  • The relationship of nature to revelation
  • The genre of the text
  • Critiques of other interpretations
  • The relationship between Genesis and other near-eastern documents (this is actually not based on the table of contents but from a marketing announcement)

I hope to read it soon!


October 21, 2008

Discussions around the Web / Ken Ham on BeliefNet


Apparently Ken Ham will be appearing on a web debate among Christians on BeliefNet, debating Karl Giberson.  Could be interesting, annoying, or painful.  We'll see.  I'm currently reading Nature's Witness: How Evolution Can Inspire Faith.  Afterwards, I'll review it, with an eye towards why I think Creationism is important to the Church.  Maybe Ken and I can compare answers afterwards :)

October 03, 2008

Discussions around the Web / Ian Juby's New Website


For those of you interested, Ian Juby just overhauled his website, and has some interesting material on it.  Ian has regularly allowed me to repost his emails and newsletters here which have had some pretty interesting material in it.  For instance, Ian reported on the cause of "death pose" in dinosaurs long before it was published in technical journals.

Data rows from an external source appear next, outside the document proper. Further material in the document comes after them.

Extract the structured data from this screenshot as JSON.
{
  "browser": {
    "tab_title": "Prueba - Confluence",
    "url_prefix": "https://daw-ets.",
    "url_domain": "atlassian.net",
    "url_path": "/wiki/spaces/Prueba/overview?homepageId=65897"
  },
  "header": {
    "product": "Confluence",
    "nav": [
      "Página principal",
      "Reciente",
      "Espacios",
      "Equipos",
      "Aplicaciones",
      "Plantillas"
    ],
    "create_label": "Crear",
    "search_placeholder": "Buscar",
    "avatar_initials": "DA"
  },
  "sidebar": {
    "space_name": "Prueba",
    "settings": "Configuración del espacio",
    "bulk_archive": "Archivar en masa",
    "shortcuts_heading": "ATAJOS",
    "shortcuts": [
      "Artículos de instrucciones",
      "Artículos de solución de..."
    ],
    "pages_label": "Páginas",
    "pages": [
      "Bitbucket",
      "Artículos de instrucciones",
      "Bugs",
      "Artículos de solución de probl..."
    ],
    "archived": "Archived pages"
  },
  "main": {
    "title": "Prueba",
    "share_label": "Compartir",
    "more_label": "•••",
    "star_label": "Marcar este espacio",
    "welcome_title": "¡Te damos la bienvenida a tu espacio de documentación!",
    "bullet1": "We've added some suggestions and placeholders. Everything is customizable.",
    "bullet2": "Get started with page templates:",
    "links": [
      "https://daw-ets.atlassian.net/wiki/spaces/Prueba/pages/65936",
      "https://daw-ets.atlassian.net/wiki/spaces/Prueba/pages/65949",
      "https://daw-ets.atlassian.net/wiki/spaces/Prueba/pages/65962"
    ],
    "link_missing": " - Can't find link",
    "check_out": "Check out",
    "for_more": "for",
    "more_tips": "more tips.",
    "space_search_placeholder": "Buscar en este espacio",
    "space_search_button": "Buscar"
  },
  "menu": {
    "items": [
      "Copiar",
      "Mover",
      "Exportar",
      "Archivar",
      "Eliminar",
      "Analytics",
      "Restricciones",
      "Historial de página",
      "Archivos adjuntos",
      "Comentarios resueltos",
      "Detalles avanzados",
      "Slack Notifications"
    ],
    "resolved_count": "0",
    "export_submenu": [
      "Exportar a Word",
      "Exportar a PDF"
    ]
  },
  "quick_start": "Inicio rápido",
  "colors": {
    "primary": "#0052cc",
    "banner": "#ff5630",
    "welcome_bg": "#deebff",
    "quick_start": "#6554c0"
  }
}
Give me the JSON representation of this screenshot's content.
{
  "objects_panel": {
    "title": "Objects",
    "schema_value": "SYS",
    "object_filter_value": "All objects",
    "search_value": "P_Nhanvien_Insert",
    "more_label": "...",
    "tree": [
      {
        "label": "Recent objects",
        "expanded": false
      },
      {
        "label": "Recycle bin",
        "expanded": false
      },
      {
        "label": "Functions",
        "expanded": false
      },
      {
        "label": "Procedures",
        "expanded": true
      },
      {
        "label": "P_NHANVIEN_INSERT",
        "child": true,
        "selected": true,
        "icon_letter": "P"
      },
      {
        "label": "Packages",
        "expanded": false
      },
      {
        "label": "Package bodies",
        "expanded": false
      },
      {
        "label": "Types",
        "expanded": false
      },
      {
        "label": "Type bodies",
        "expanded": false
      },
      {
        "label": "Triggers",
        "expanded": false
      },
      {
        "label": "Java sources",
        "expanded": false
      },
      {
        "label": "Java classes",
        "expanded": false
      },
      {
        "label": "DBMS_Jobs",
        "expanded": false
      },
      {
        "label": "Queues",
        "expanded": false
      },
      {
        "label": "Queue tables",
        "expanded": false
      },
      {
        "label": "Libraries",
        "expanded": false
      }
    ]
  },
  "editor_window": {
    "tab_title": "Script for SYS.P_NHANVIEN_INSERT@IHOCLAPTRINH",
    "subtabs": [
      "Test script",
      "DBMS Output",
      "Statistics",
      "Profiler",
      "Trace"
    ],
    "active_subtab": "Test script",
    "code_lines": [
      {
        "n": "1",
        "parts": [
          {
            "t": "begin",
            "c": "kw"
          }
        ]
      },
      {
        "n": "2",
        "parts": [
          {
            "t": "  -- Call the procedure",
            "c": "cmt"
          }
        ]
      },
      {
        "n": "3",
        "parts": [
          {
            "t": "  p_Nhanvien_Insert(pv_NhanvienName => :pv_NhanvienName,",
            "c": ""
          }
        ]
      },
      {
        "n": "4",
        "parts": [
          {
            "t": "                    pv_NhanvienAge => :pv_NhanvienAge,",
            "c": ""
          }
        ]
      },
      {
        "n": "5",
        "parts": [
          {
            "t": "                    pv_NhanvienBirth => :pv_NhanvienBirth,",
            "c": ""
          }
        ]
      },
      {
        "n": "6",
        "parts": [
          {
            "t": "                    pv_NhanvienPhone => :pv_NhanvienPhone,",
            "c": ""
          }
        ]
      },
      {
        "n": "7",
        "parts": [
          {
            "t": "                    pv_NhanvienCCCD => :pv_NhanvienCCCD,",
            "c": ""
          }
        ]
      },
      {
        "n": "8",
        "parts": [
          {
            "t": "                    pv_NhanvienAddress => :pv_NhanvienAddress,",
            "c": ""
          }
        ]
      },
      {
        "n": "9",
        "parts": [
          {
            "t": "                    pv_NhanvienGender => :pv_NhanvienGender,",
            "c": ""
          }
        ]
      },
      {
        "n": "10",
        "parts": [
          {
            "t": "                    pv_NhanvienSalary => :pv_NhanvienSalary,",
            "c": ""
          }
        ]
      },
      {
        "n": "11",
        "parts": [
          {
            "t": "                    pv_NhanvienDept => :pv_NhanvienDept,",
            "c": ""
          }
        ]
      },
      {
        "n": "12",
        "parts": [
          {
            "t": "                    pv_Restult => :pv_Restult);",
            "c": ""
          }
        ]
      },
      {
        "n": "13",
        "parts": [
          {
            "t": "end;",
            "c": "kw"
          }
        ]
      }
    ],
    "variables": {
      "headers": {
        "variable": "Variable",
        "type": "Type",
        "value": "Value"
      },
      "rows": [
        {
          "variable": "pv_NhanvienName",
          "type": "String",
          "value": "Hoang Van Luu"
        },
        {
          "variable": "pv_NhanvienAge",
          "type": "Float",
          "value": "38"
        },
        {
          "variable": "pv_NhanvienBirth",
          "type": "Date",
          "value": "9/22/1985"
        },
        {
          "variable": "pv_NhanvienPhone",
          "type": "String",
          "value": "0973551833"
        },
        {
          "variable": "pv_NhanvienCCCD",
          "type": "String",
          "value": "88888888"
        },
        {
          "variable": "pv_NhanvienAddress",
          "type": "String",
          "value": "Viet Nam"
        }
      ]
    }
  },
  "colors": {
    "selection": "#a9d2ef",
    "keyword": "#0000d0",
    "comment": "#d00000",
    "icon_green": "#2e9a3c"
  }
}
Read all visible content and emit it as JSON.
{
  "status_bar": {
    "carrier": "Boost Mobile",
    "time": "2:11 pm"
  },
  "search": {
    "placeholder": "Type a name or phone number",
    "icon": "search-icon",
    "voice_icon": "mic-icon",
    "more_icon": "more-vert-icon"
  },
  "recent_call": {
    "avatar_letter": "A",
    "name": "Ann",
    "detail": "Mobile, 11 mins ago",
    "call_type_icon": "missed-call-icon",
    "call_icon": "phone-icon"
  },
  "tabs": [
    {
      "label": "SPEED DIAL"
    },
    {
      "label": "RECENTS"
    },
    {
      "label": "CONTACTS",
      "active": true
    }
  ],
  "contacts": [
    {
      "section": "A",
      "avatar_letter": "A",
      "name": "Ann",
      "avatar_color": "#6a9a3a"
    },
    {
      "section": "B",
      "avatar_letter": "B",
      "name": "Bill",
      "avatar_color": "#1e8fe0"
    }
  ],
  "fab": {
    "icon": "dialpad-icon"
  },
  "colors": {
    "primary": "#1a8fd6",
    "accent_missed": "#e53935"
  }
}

He also is starting a new blog which I will suggest for those of you wanting to keep current.

September 22, 2008

Discussions around the Web / Web Discussions on Variations in Decay Rate


There is an interesting discussion about the annual variations in decay rates that we previously talked aboutHere is the blog post.  Check out especially the comments.

September 20, 2008

Discussions around the Web / New Creationism Blog


It looks like we have a new blog - New Discoveries and Comments about Creationism.  Apparently this sprung out of a previous web page the author has been maintaining, and just decided to convert it into a blog.  One interesting item which I had not seen elsewhere is that Henry Richter from the Explorer I project recognized design in the universe and then sought out Christianity.

September 04, 2008

Discussions around the Web / Talking with Evolutionary Creationists


I've been having a very interesting discussion with some evolutionary creationists (I think that's Theistic Evolutionists with a new name and slightly different emphasis) that you all might be interested in.  Also relevant to this discussion is a conversation about ERVs that we had a long time ago at UD. Here's another UD post on taxonomy and molecular systematics with good links.

I'm probably not going to be able to post on this much more, as it is taking up waaaay too much of my time.